Even back in the early 1990s, people referred to Num Skull as “old school death metal” for its plodding, dark cadences and thudding primitive riffs. Now the most famous artifact of this band, Ritually Abused, will terrorize your living room thanks to a re-issue through Relapse Records on September 16, 2014.
Famous for engaging but highly basic music, Num Skull reduced death metal to its simplest elements and tied them to a groove which replaced rhythmic expectation with a pounding certainty like the march of undead armies across a wasteland. Songs followed much of the format of those of early death metal innovators Possessed but did so at a slow dreadnought pace alternating with high-speed violence, mulching listeners into paste with militant power chords.
The Relapse re-issue of Ritually Abused will include a bonus track from the ’86 demo “Num’s the Word” to commemorate the original release of the album 25 years ago.
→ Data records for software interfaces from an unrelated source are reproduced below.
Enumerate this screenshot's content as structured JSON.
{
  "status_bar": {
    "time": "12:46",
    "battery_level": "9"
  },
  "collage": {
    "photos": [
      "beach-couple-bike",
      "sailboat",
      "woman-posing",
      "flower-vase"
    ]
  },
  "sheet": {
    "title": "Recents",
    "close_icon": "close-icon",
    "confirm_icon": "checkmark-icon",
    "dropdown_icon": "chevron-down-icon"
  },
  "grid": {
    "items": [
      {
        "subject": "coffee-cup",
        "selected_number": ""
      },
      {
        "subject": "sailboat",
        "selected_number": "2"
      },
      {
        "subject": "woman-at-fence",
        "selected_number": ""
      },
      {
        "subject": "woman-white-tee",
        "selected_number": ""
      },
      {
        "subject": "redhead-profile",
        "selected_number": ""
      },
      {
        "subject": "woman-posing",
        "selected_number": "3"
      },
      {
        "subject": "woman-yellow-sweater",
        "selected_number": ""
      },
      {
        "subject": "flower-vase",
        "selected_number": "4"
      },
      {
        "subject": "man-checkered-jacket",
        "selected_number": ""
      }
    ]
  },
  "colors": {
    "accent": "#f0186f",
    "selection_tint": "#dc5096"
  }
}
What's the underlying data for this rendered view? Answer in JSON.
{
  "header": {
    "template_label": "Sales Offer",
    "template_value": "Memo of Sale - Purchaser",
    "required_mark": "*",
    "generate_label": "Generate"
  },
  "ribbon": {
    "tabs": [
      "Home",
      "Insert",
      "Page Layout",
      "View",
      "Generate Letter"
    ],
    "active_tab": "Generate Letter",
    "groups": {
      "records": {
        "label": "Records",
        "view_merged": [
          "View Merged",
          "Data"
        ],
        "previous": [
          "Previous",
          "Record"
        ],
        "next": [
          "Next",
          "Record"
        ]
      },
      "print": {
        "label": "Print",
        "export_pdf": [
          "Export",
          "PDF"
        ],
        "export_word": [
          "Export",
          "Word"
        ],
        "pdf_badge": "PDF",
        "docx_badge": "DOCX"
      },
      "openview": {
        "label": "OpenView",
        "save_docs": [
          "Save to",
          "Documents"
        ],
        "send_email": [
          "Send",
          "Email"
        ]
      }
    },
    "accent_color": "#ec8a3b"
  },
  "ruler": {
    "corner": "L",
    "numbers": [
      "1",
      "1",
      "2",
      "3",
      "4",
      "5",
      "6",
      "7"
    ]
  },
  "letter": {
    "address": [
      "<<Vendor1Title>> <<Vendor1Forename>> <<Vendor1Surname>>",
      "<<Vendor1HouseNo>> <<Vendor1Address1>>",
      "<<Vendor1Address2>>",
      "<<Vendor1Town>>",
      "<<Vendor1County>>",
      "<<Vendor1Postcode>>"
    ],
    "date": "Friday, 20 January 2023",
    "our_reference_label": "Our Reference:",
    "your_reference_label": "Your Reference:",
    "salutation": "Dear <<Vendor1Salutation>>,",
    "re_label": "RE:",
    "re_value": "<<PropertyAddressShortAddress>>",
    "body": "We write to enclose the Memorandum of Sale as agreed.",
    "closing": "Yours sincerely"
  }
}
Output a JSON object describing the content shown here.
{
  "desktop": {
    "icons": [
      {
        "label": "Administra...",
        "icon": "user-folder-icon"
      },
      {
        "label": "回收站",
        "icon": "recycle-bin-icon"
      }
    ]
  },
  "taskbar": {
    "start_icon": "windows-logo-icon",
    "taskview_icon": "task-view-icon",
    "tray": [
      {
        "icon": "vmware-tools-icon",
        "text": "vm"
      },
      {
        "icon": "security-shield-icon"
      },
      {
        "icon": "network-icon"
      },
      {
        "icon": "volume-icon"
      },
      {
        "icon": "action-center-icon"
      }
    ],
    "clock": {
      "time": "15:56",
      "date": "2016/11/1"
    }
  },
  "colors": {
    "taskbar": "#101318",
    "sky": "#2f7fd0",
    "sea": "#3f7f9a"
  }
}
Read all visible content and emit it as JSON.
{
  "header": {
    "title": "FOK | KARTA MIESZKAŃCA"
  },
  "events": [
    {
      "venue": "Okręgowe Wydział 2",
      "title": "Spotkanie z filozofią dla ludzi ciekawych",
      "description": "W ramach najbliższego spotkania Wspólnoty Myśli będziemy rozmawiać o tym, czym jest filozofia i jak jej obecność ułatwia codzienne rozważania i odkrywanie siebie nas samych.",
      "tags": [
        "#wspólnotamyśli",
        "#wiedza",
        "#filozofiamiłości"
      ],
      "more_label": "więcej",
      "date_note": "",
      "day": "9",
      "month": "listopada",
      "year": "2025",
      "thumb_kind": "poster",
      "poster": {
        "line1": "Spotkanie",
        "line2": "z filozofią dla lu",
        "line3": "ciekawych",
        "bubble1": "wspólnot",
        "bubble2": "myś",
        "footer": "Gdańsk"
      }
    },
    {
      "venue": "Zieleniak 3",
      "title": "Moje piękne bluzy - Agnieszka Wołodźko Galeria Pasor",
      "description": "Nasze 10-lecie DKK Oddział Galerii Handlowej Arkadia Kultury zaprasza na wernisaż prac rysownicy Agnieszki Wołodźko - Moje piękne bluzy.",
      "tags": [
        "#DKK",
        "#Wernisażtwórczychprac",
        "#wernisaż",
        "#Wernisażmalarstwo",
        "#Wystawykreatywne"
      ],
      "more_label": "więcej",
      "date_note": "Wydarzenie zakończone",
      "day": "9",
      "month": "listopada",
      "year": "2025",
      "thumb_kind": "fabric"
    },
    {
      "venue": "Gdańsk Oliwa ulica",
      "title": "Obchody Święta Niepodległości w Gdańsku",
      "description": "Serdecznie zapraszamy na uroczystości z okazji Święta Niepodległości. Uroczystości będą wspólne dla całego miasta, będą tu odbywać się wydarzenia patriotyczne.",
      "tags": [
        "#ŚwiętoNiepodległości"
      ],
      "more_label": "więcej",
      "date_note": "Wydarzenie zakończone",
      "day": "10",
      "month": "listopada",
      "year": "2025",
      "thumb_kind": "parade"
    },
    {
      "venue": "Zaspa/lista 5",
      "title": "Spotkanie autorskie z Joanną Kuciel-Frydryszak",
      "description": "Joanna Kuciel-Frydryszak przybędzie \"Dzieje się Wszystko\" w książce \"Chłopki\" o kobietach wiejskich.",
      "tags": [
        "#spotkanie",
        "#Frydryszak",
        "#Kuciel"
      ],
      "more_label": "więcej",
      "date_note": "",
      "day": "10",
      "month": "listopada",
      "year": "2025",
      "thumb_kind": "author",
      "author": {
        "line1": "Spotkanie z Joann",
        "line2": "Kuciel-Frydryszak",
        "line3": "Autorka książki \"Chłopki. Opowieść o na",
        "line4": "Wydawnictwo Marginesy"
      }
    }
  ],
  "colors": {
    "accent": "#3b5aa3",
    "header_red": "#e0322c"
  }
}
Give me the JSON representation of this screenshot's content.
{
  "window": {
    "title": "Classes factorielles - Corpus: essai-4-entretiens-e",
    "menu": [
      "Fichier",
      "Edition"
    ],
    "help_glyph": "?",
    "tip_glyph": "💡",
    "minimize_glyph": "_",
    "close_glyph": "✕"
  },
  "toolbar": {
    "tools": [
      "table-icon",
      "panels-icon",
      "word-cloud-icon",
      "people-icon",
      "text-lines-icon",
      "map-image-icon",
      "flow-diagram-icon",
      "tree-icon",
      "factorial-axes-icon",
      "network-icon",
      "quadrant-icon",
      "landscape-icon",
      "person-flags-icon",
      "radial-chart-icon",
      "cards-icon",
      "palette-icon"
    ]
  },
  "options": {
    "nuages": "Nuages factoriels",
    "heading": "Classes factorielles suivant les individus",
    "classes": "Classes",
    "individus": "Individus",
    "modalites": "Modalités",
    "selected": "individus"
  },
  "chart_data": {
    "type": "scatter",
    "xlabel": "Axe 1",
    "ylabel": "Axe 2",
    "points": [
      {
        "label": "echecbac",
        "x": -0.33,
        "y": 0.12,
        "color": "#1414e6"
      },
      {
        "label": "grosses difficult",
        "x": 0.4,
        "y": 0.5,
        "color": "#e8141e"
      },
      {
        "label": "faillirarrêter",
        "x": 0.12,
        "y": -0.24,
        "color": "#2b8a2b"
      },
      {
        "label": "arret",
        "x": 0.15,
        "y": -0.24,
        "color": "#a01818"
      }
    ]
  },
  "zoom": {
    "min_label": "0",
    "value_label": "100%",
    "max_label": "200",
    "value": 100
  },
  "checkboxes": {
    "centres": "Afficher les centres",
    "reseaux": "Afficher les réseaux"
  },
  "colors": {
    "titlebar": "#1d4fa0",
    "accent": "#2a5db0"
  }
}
You can pre-order Ritually Abused in LP or CD format with or without a t-shirt bundle at http://www.relapse.com/numskull.